Judith McConkey’s Rehabilitation
Judith and Bruce McConkey faced a whirlwind couple of years when Judith was diagnosed with Normal Pressure Hydrocephalus (NPH) starting in the summer of 2010.
NPH is a condition where the cerebrospinal fluid is not absorbed correctly and creates a reservoir in the brain that then creates pressure on the frontal lobe. The symptoms usually manifest slowly but resemble those associated with Alzheimer’s. By the summer of 2011, Judith’s symptoms were very pronounced and it was clear she would have to take the next steps.
On October 4, 2011, Judith went in for her first endoscopic treatment, to create a new path to drain the fluid. Unfortunately, this procedure did not prove effective and it was necessary to have a VP shunt implanted on November 28, 2011. Since that time, she has been in some form of rehabilitation.
Judith started her journey at Tirr. Tirr Memorial Hermann is a facility in Houston that treats patients with a range of disabilities including brain injury, multiple trauma, Lupus, and Parkinson’s disease.

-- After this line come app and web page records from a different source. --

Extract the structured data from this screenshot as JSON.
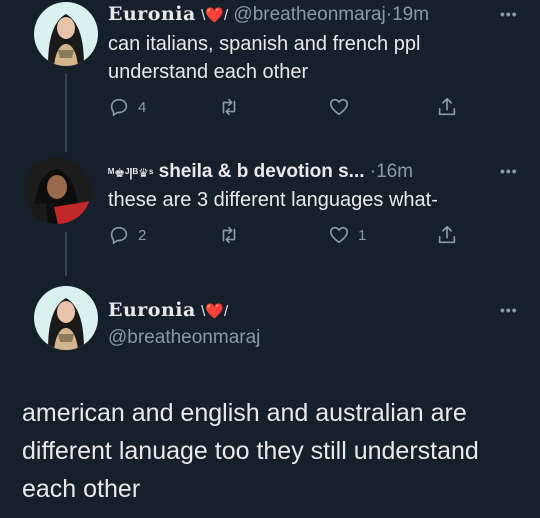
{
  "tweet1": {
    "display_name": "Euronia",
    "name_deco": "\\❤️/",
    "handle": "@breatheonmaraj",
    "separator": "·",
    "time": "19m",
    "text": "can italians, spanish and french ppl understand each other",
    "reply_count": "4",
    "retweet_count": "",
    "like_count": ""
  },
  "tweet2": {
    "display_name_prefix": "ᴹ♚ᴶ|ᴮ♛ˢ",
    "display_name": "sheila & b devotion s...",
    "separator": "·",
    "time": "16m",
    "text": "these are 3 different languages what-",
    "reply_count": "2",
    "retweet_count": "",
    "like_count": "1"
  },
  "main_tweet": {
    "display_name": "Euronia",
    "name_deco": "\\❤️/",
    "handle": "@breatheonmaraj",
    "text": "american and english and australian are different lanuage too they still understand each other"
  },
  "ui": {
    "more_label": "•••"
  },
  "colors": {
    "background": "#15202b",
    "text": "#e7e9ea",
    "muted": "#8b98a5",
    "thread_line": "#38444d"
  },
  "icons": [
    "reply-icon",
    "retweet-icon",
    "like-icon",
    "share-icon",
    "more-icon"
  ]
}
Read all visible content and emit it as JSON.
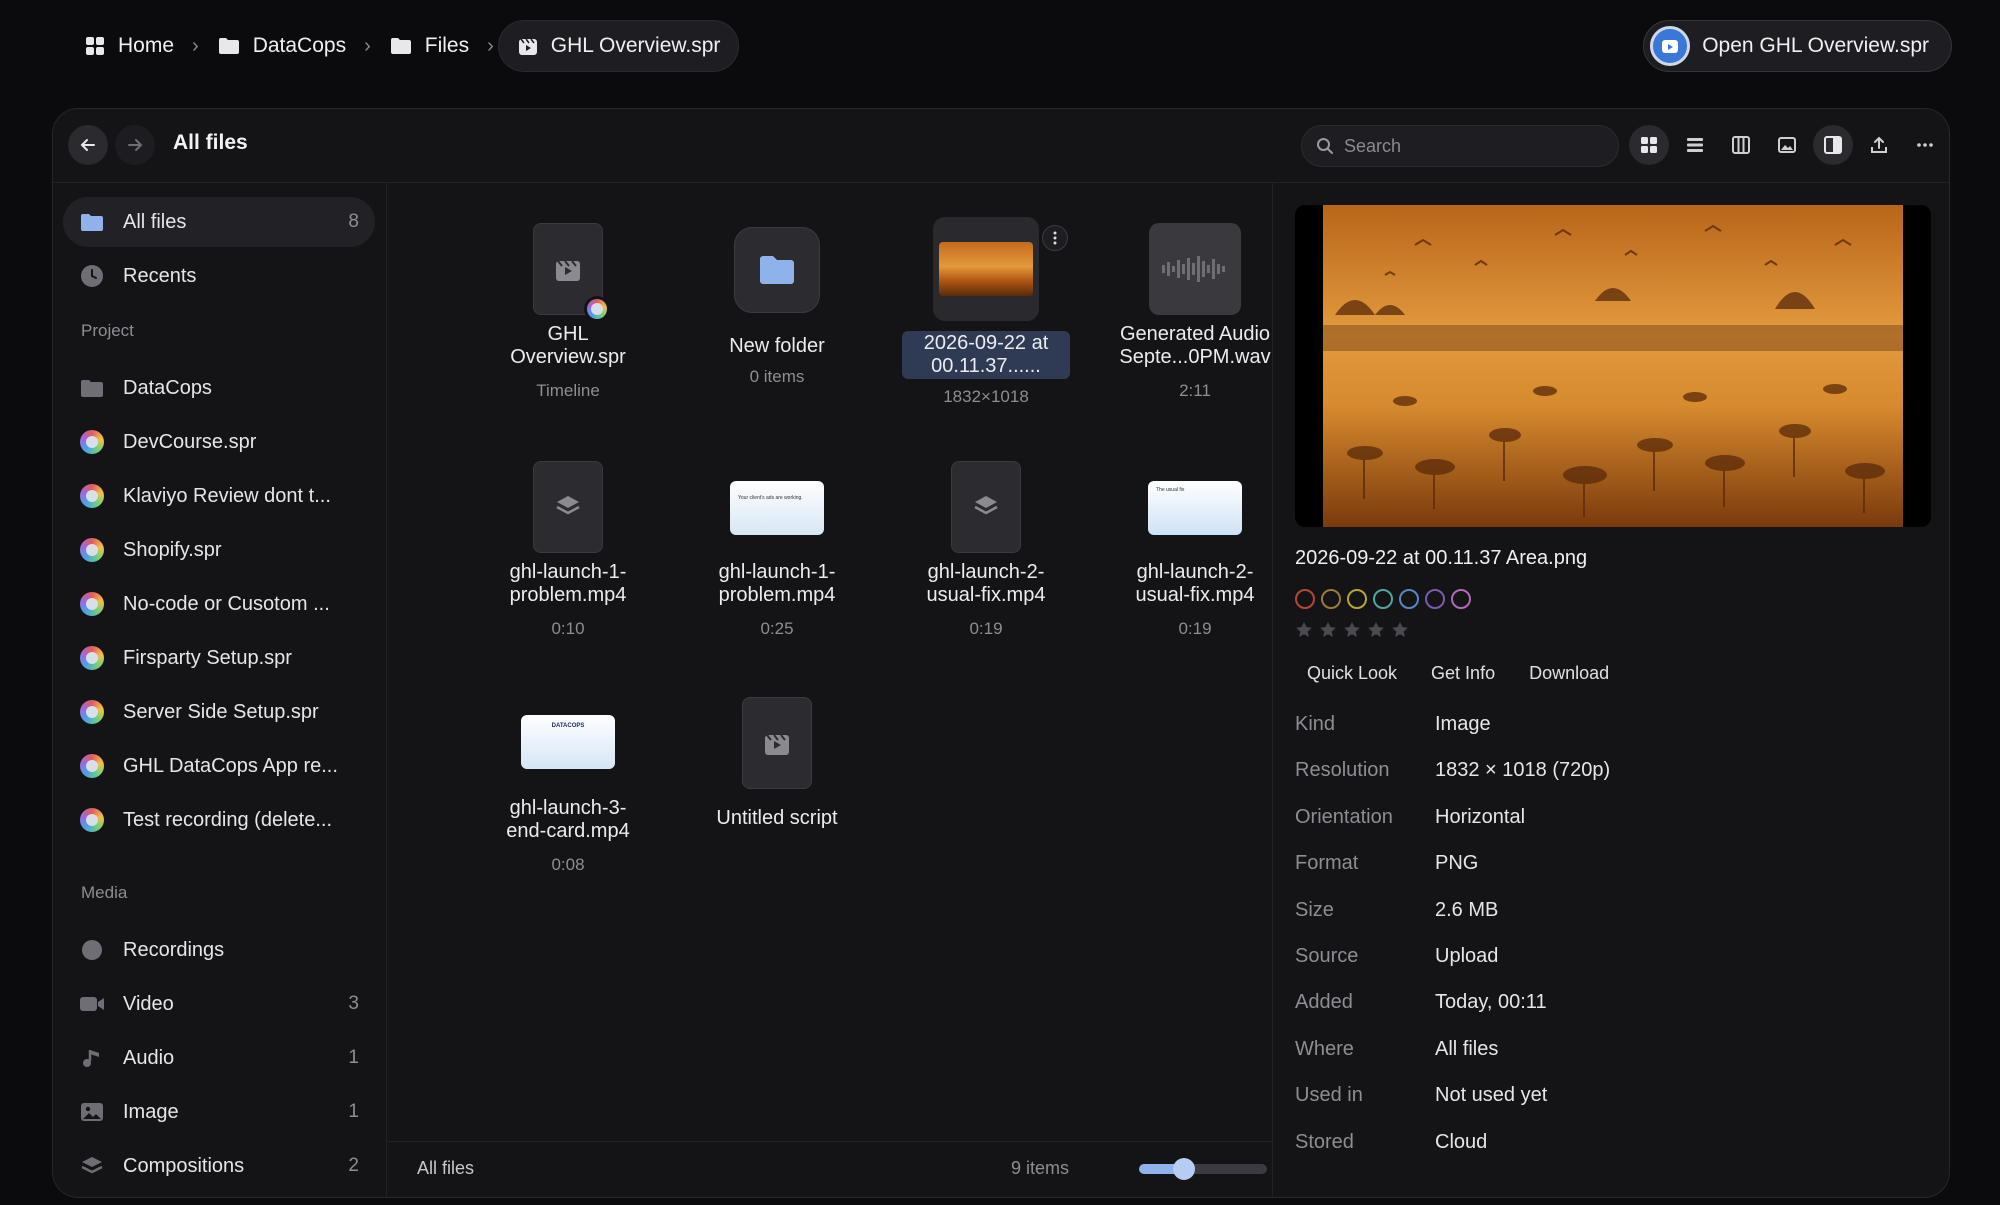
{
  "breadcrumb": {
    "items": [
      {
        "label": "Home",
        "icon": "grid-icon"
      },
      {
        "label": "DataCops",
        "icon": "folder-icon"
      },
      {
        "label": "Files",
        "icon": "folder-icon"
      },
      {
        "label": "GHL Overview.spr",
        "icon": "clapper-icon"
      }
    ]
  },
  "open_button": {
    "label": "Open GHL Overview.spr"
  },
  "toolbar": {
    "title": "All files",
    "search_placeholder": "Search",
    "view_icons": [
      "grid-view-icon",
      "list-view-icon",
      "columns-view-icon",
      "gallery-view-icon",
      "preview-pane-icon",
      "share-icon",
      "more-icon"
    ]
  },
  "sidebar": {
    "top": [
      {
        "label": "All files",
        "count": "8",
        "selected": true
      },
      {
        "label": "Recents",
        "count": ""
      }
    ],
    "project_heading": "Project",
    "project": [
      {
        "label": "DataCops",
        "kind": "folder"
      },
      {
        "label": "DevCourse.spr",
        "kind": "spr"
      },
      {
        "label": "Klaviyo Review dont t...",
        "kind": "spr"
      },
      {
        "label": "Shopify.spr",
        "kind": "spr"
      },
      {
        "label": "No-code or Cusotom ...",
        "kind": "spr"
      },
      {
        "label": "Firsparty Setup.spr",
        "kind": "spr"
      },
      {
        "label": "Server Side Setup.spr",
        "kind": "spr"
      },
      {
        "label": "GHL DataCops App re...",
        "kind": "spr"
      },
      {
        "label": "Test recording (delete...",
        "kind": "spr"
      }
    ],
    "media_heading": "Media",
    "media": [
      {
        "label": "Recordings",
        "count": "",
        "icon": "record-icon"
      },
      {
        "label": "Video",
        "count": "3",
        "icon": "video-icon"
      },
      {
        "label": "Audio",
        "count": "1",
        "icon": "music-note-icon"
      },
      {
        "label": "Image",
        "count": "1",
        "icon": "image-icon"
      },
      {
        "label": "Compositions",
        "count": "2",
        "icon": "layers-icon"
      }
    ]
  },
  "grid": {
    "tiles": [
      {
        "name_lines": [
          "GHL",
          "Overview.spr"
        ],
        "sub": "Timeline",
        "kind": "spr"
      },
      {
        "name_lines": [
          "New folder"
        ],
        "sub": "0 items",
        "kind": "folder"
      },
      {
        "name_lines": [
          "2026-09-22 at",
          "00.11.37......"
        ],
        "sub": "1832×1018",
        "kind": "image",
        "selected": true
      },
      {
        "name_lines": [
          "Generated Audio",
          "Septe...0PM.wav"
        ],
        "sub": "2:11",
        "kind": "audio"
      },
      {
        "name_lines": [
          "ghl-launch-1-",
          "problem.mp4"
        ],
        "sub": "0:10",
        "kind": "layers"
      },
      {
        "name_lines": [
          "ghl-launch-1-",
          "problem.mp4"
        ],
        "sub": "0:25",
        "kind": "video",
        "thumb_text": "Your client's ads are working."
      },
      {
        "name_lines": [
          "ghl-launch-2-",
          "usual-fix.mp4"
        ],
        "sub": "0:19",
        "kind": "layers"
      },
      {
        "name_lines": [
          "ghl-launch-2-",
          "usual-fix.mp4"
        ],
        "sub": "0:19",
        "kind": "video",
        "thumb_text": "The usual fix"
      },
      {
        "name_lines": [
          "ghl-launch-3-",
          "end-card.mp4"
        ],
        "sub": "0:08",
        "kind": "video",
        "thumb_text": "DATACOPS"
      },
      {
        "name_lines": [
          "Untitled script"
        ],
        "sub": "",
        "kind": "script"
      }
    ],
    "status_left": "All files",
    "status_count": "9 items",
    "zoom_level": 0.35
  },
  "preview": {
    "title": "2026-09-22 at 00.11.37 Area.png",
    "swatches": [
      "#b4473a",
      "#9a7a3a",
      "#b7a637",
      "#4aa8a0",
      "#5a86c8",
      "#7a5ab0",
      "#b06ab8"
    ],
    "rating": 0,
    "actions": [
      "Quick Look",
      "Get Info",
      "Download"
    ],
    "properties": [
      {
        "key": "Kind",
        "value": "Image"
      },
      {
        "key": "Resolution",
        "value": "1832 × 1018 (720p)"
      },
      {
        "key": "Orientation",
        "value": "Horizontal"
      },
      {
        "key": "Format",
        "value": "PNG"
      },
      {
        "key": "Size",
        "value": "2.6 MB"
      },
      {
        "key": "Source",
        "value": "Upload"
      },
      {
        "key": "Added",
        "value": "Today, 00:11"
      },
      {
        "key": "Where",
        "value": "All files"
      },
      {
        "key": "Used in",
        "value": "Not used yet"
      },
      {
        "key": "Stored",
        "value": "Cloud"
      }
    ]
  }
}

“Tirr was a great facility, but there was a lot of back and forth commute,” said Bruce McConkey, “Judith was seeing great recovery but little progress at home.”
Once Judith was deemed ready, the McConkeys opted for Cole Health’s Home Health rehabilitation services.
“[Cole was] very upfront about how they operated,” said Bruce. “They told us there would be three different people coming to our house: a nurse, a physical therapist, and an occupational therapist, and that’s exactly what happened.”
The Occupational Therapist worked with Judith for about 6 weeks.
“The occupational therapist, was a forward looking lady,” said Bruce. “There’s a depression that comes with this, Judy was trying to get her mind back together again and she could lift her spirits every time she was here. It was almost like a homily, always uplifting.”
“Motivation was another problem for Judy. She doesn’t like risk, she’s afraid of falling. Most patients in similar situations just want to sit until they get better. But Judy’s physical therapist, never spares a minute,” said Bruce. “She gets her up, gets her walking around without insistence. That’s a real leadership quality. She’s not derogatory, not a cheerleader, not manic; she just comes in and is very professional, and my wife immediately complies.”
“I think all of it has been a success; walking is not great, but being the person I am, talking came more quickly,” said Judith of her recovery. “Verbal skills and problem solving came back before physical improvements have.”
The Cole Health physical therapist will continue to work with Judith through her rehabilitation process.
For more information about Cole Health’s Home Health program and other inspirational stories visit http://www.colehealth.com/homehealth/.